By Emme Rose Santiagudo
Residents of San Joaquin in Iloilo province were saddened by the sudden death of a legendary icon in the town’s famous “Pasungay” festival or bullfighting which was called off due to pressure from an animal welfare group two years ago.
The legendary carabao named “Tadlang” died on May 10, 2020, according to its owner Salvacion Facto.
Facto said Tadlang suddenly stopped eating and has been listless due to old age.
Tadlang’s death brought grief to Facto and her family who treasured the legendary carabao as their own family member.
“Ginhibi-an ko gid kang napatay tana kay duro man ang nabulig na kanamon. Nangin parte man tana kang amon pamilya,” she said, adding that she even lit a candle when Tadlang passed away.
Her husband, Calixto Facto Sr. shared that Tadlang brought so much pride in their family and to their barangay for being a famous champion of the Pasungay festival.
“Kada sungay gadaog. Halin sa banwa pagkadto sa iban nga barangayan kag dangat sa Dao, Antique gadaog tana. Wara ti may makontra kana,” Calixto told Daily Guardian.
Aside from being a champion, Tadlang also assisted Calixto in the farm to provide for his family.
At the age of 35, Tadlang died as the undisputed champion of Pasungay having won the crown 17 times.
Calixto recalled the last fight of Tadlang in January 2017 where the bull also emerged as the champion.
In 2019, Calixto and all the other carabao owners in San Joaquin never got the chance to participate in the much-anticipated Pasungay festival after it was cancelled due to claims of animal cruelty by the Animal Kingdom Foundation (AKF).
One of the town’s SB Member, Joe Abad Lazaro Jr. was also saddened by the death of the legendary carabao.
When the town cancelled Pasungay festival in January 2019, Lazaro said the local government opted to hold a simpler program to commemorate Tadlang as the bearer of the town’s local custom.
Board Member Marcelo Valentine Serag and the local government of San Joaquin headed by Mayor Ninfa Garin bestowed a plaque of honor to Tadlang for being the testament of hard work of the San Joaquinhon farming community.
“Tadlang has been part of our culture.
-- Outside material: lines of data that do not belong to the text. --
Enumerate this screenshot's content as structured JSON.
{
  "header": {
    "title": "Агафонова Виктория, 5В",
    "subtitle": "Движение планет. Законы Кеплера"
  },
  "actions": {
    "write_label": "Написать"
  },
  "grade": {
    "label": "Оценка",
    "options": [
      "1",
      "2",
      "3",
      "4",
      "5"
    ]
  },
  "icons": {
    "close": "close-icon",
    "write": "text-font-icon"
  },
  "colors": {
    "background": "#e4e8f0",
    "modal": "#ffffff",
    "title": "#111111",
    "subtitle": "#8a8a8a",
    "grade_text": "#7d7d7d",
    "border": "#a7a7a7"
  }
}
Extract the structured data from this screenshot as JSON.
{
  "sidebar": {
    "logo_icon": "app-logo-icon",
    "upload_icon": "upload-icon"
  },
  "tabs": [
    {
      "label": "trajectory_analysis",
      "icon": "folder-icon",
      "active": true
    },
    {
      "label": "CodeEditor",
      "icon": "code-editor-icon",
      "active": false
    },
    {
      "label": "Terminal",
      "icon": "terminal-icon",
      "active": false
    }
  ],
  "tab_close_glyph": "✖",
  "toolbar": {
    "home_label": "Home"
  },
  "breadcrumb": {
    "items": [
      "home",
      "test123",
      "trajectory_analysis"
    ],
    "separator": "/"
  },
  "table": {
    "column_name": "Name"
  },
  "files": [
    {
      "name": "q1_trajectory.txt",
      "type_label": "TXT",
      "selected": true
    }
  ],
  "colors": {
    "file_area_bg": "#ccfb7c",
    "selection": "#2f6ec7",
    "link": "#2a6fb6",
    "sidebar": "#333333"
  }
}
Tadlang is one of the many carabaos and bulls in San Joaquin pero tana nakatao kang exceptional and legendary achievement. Somehow, Tadlang reflects ang bugana nga kasapatan sa banwa kag pagpalangga sa kasapatan which is all ultimately represented in Pasungay,” Lazaro said.
In 2020, Garin decided to cancel the Pasungay festival for the second time in a row.
Animal welfare groups alleged that Pasungay festival violated the Amended Animal Welfare Act.
According to Lazaro, the death of Tadlang will serve as an inspiration to the local government of San Joaquin to continue its fight for the comeback of Pasungay festival.
“Generally saddened kami, because sang pagtemporarily stop sang Pasungay, si Tadlang lang ang nabilin kag naserbe inspirasyon namon nga mapadayon amon kawsa sa pagbato kag pagpabalik kang Pasungay,” he told Daily Guardian.
Lazaro said the local government is preparing a case to clarify if Pasungay or bullfighting is indeed covered by the law.
“Ginaprepear namon ang legal remedy to seek in court if indeed Pasungay is covered by the law.
If the law states nga indi kami covered, then that’s the time nga pwede na kami ka-stage sang Pasungay. We will have to wait until then,” he said.
In the meantime, Lazaro said they are preparing the tourism side and cultural mapping in San Joaquin.
He appealed for patience and understanding from the residents of San Joaquin.
“Tadlang will serve as our symbol of ardor and fire nga sigehon naton ang aton pakigbato. Padayon lang ang kawsa ta nga paninguha-an kutob sa masarangan nga mabalik ang Pasungay. Nagapangayo lang kami pahangop sa tawo,” Lazaro said.
The Sangguniang Bayan of San Joaquin is set to pass a resolution within this week expressing gratitude and honor to Tadlang.
Pasungay traces its roots to the Babaylanism culture in the country and was practiced even during the Spanish colonial period.
Before the event temporarily halted, Pasungay was staged every third week of January as one of the highlights of the town’s fiesta.